::: GIVEN INFORMATION
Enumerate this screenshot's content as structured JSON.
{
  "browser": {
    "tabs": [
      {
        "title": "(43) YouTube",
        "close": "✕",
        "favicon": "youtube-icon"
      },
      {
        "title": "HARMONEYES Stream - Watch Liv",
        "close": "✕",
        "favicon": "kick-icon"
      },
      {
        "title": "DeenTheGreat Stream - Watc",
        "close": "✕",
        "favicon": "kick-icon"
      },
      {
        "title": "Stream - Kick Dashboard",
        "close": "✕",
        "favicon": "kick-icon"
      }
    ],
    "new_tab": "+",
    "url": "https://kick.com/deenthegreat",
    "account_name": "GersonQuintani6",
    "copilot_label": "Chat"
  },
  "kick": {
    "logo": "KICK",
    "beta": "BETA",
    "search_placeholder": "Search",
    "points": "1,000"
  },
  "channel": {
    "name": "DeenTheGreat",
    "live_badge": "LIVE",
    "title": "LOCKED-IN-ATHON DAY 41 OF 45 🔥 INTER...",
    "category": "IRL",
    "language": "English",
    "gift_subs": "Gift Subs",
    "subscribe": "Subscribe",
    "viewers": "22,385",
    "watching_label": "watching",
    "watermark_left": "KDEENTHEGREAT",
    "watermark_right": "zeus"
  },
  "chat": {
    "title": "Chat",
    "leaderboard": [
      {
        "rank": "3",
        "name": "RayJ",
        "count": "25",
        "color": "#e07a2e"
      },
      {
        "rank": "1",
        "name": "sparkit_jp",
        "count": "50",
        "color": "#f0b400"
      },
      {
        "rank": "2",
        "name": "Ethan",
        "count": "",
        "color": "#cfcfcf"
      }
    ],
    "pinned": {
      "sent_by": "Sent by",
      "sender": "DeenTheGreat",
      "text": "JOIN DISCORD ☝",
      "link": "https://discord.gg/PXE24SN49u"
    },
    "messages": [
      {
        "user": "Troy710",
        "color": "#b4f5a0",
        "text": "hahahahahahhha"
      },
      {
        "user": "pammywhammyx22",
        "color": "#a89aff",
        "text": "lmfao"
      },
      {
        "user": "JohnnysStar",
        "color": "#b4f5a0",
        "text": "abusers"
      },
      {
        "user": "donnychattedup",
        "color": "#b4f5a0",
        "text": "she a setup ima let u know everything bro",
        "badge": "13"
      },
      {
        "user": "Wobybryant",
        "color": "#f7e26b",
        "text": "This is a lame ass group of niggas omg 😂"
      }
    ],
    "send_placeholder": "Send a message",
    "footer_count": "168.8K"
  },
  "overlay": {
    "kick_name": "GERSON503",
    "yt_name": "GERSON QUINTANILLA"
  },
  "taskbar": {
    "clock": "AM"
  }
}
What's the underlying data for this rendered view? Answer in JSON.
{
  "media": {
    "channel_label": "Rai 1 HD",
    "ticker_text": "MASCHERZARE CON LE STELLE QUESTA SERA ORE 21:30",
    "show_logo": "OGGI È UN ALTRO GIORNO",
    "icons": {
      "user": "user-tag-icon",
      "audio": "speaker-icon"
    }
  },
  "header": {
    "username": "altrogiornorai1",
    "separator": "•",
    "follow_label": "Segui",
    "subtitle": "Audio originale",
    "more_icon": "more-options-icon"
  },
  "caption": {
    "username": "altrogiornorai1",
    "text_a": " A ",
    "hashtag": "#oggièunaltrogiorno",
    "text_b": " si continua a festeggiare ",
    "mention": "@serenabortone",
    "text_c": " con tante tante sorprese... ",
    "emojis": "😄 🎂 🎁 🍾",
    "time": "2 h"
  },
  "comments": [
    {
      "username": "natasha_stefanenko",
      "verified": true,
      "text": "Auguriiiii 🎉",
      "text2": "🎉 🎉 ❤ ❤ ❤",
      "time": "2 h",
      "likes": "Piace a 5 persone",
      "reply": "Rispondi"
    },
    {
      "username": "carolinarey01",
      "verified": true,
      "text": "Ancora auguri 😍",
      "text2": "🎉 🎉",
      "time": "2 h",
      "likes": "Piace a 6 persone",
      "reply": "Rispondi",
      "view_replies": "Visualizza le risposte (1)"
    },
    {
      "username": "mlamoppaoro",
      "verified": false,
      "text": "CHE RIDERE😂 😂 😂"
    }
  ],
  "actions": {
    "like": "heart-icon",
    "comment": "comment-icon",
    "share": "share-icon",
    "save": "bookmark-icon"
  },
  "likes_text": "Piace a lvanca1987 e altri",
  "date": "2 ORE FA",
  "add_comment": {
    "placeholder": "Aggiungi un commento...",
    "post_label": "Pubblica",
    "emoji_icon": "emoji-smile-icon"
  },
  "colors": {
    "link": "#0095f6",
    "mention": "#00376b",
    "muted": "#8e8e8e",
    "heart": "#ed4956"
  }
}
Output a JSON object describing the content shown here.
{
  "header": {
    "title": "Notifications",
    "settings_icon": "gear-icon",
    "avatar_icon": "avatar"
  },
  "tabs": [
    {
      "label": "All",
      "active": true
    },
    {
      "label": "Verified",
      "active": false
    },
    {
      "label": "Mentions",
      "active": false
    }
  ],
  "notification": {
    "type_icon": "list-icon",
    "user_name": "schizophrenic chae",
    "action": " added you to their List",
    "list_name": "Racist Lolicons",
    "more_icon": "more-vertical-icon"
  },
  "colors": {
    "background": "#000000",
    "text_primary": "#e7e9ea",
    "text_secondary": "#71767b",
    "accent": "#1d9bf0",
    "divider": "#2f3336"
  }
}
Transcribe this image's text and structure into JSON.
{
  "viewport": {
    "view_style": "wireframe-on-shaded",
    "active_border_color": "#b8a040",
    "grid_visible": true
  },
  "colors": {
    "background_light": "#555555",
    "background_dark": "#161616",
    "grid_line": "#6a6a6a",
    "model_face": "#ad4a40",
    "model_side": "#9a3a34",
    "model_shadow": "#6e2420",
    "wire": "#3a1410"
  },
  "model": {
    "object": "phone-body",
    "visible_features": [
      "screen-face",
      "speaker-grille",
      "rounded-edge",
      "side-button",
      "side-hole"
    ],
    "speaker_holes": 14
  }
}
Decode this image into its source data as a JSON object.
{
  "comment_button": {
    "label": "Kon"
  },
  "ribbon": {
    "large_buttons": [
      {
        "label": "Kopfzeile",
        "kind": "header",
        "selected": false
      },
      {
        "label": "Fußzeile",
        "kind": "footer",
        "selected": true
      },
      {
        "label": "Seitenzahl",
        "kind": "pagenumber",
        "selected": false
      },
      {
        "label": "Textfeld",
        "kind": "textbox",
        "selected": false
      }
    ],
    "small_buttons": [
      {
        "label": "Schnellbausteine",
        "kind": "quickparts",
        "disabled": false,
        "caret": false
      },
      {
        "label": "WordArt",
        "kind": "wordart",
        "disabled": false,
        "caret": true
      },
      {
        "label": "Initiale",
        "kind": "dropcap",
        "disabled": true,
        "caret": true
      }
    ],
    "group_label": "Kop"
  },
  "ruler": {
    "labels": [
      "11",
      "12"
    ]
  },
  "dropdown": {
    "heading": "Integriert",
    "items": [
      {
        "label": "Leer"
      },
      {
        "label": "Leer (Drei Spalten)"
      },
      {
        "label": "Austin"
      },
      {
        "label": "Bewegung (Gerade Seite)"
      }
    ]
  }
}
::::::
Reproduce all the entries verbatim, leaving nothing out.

Enumerate this screenshot's content as structured JSON.
{
  "browser": {
    "tabs": [
      {
        "title": "(43) YouTube",
        "close": "✕",
        "favicon": "youtube-icon"
      },
      {
        "title": "HARMONEYES Stream - Watch Liv",
        "close": "✕",
        "favicon": "kick-icon"
      },
      {
        "title": "DeenTheGreat Stream - Watc",
        "close": "✕",
        "favicon": "kick-icon"
      },
      {
        "title": "Stream - Kick Dashboard",
        "close": "✕",
        "favicon": "kick-icon"
      }
    ],
    "new_tab": "+",
    "url": "https://kick.com/deenthegreat",
    "account_name": "GersonQuintani6",
    "copilot_label": "Chat"
  },
  "kick": {
    "logo": "KICK",
    "beta": "BETA",
    "search_placeholder": "Search",
    "points": "1,000"
  },
  "channel": {
    "name": "DeenTheGreat",
    "live_badge": "LIVE",
    "title": "LOCKED-IN-ATHON DAY 41 OF 45 🔥 INTER...",
    "category": "IRL",
    "language": "English",
    "gift_subs": "Gift Subs",
    "subscribe": "Subscribe",
    "viewers": "22,385",
    "watching_label": "watching",
    "watermark_left": "KDEENTHEGREAT",
    "watermark_right": "zeus"
  },
  "chat": {
    "title": "Chat",
    "leaderboard": [
      {
        "rank": "3",
        "name": "RayJ",
        "count": "25",
        "color": "#e07a2e"
      },
      {
        "rank": "1",
        "name": "sparkit_jp",
        "count": "50",
        "color": "#f0b400"
      },
      {
        "rank": "2",
        "name": "Ethan",
        "count": "",
        "color": "#cfcfcf"
      }
    ],
    "pinned": {
      "sent_by": "Sent by",
      "sender": "DeenTheGreat",
      "text": "JOIN DISCORD ☝",
      "link": "https://discord.gg/PXE24SN49u"
    },
    "messages": [
      {
        "user": "Troy710",
        "color": "#b4f5a0",
        "text": "hahahahahahhha"
      },
      {
        "user": "pammywhammyx22",
        "color": "#a89aff",
        "text": "lmfao"
      },
      {
        "user": "JohnnysStar",
        "color": "#b4f5a0",
        "text": "abusers"
      },
      {
        "user": "donnychattedup",
        "color": "#b4f5a0",
        "text": "she a setup ima let u know everything bro",
        "badge": "13"
      },
      {
        "user": "Wobybryant",
        "color": "#f7e26b",
        "text": "This is a lame ass group of niggas omg 😂"
      }
    ],
    "send_placeholder": "Send a message",
    "footer_count": "168.8K"
  },
  "overlay": {
    "kick_name": "GERSON503",
    "yt_name": "GERSON QUINTANILLA"
  },
  "taskbar": {
    "clock": "AM"
  }
}
What's the underlying data for this rendered view? Answer in JSON.
{
  "media": {
    "channel_label": "Rai 1 HD",
    "ticker_text": "MASCHERZARE CON LE STELLE QUESTA SERA ORE 21:30",
    "show_logo": "OGGI È UN ALTRO GIORNO",
    "icons": {
      "user": "user-tag-icon",
      "audio": "speaker-icon"
    }
  },
  "header": {
    "username": "altrogiornorai1",
    "separator": "•",
    "follow_label": "Segui",
    "subtitle": "Audio originale",
    "more_icon": "more-options-icon"
  },
  "caption": {
    "username": "altrogiornorai1",
    "text_a": " A ",
    "hashtag": "#oggièunaltrogiorno",
    "text_b": " si continua a festeggiare ",
    "mention": "@serenabortone",
    "text_c": " con tante tante sorprese... ",
    "emojis": "😄 🎂 🎁 🍾",
    "time": "2 h"
  },
  "comments": [
    {
      "username": "natasha_stefanenko",
      "verified": true,
      "text": "Auguriiiii 🎉",
      "text2": "🎉 🎉 ❤ ❤ ❤",
      "time": "2 h",
      "likes": "Piace a 5 persone",
      "reply": "Rispondi"
    },
    {
      "username": "carolinarey01",
      "verified": true,
      "text": "Ancora auguri 😍",
      "text2": "🎉 🎉",
      "time": "2 h",
      "likes": "Piace a 6 persone",
      "reply": "Rispondi",
      "view_replies": "Visualizza le risposte (1)"
    },
    {
      "username": "mlamoppaoro",
      "verified": false,
      "text": "CHE RIDERE😂 😂 😂"
    }
  ],
  "actions": {
    "like": "heart-icon",
    "comment": "comment-icon",
    "share": "share-icon",
    "save": "bookmark-icon"
  },
  "likes_text": "Piace a lvanca1987 e altri",
  "date": "2 ORE FA",
  "add_comment": {
    "placeholder": "Aggiungi un commento...",
    "post_label": "Pubblica",
    "emoji_icon": "emoji-smile-icon"
  },
  "colors": {
    "link": "#0095f6",
    "mention": "#00376b",
    "muted": "#8e8e8e",
    "heart": "#ed4956"
  }
}
Output a JSON object describing the content shown here.
{
  "header": {
    "title": "Notifications",
    "settings_icon": "gear-icon",
    "avatar_icon": "avatar"
  },
  "tabs": [
    {
      "label": "All",
      "active": true
    },
    {
      "label": "Verified",
      "active": false
    },
    {
      "label": "Mentions",
      "active": false
    }
  ],
  "notification": {
    "type_icon": "list-icon",
    "user_name": "schizophrenic chae",
    "action": " added you to their List",
    "list_name": "Racist Lolicons",
    "more_icon": "more-vertical-icon"
  },
  "colors": {
    "background": "#000000",
    "text_primary": "#e7e9ea",
    "text_secondary": "#71767b",
    "accent": "#1d9bf0",
    "divider": "#2f3336"
  }
}
Transcribe this image's text and structure into JSON.
{
  "viewport": {
    "view_style": "wireframe-on-shaded",
    "active_border_color": "#b8a040",
    "grid_visible": true
  },
  "colors": {
    "background_light": "#555555",
    "background_dark": "#161616",
    "grid_line": "#6a6a6a",
    "model_face": "#ad4a40",
    "model_side": "#9a3a34",
    "model_shadow": "#6e2420",
    "wire": "#3a1410"
  },
  "model": {
    "object": "phone-body",
    "visible_features": [
      "screen-face",
      "speaker-grille",
      "rounded-edge",
      "side-button",
      "side-hole"
    ],
    "speaker_holes": 14
  }
}
Decode this image into its source data as a JSON object.
{
  "comment_button": {
    "label": "Kon"
  },
  "ribbon": {
    "large_buttons": [
      {
        "label": "Kopfzeile",
        "kind": "header",
        "selected": false
      },
      {
        "label": "Fußzeile",
        "kind": "footer",
        "selected": true
      },
      {
        "label": "Seitenzahl",
        "kind": "pagenumber",
        "selected": false
      },
      {
        "label": "Textfeld",
        "kind": "textbox",
        "selected": false
      }
    ],
    "small_buttons": [
      {
        "label": "Schnellbausteine",
        "kind": "quickparts",
        "disabled": false,
        "caret": false
      },
      {
        "label": "WordArt",
        "kind": "wordart",
        "disabled": false,
        "caret": true
      },
      {
        "label": "Initiale",
        "kind": "dropcap",
        "disabled": true,
        "caret": true
      }
    ],
    "group_label": "Kop"
  },
  "ruler": {
    "labels": [
      "11",
      "12"
    ]
  },
  "dropdown": {
    "heading": "Integriert",
    "items": [
      {
        "label": "Leer"
      },
      {
        "label": "Leer (Drei Spalten)"
      },
      {
        "label": "Austin"
      },
      {
        "label": "Bewegung (Gerade Seite)"
      }
    ]
  }
}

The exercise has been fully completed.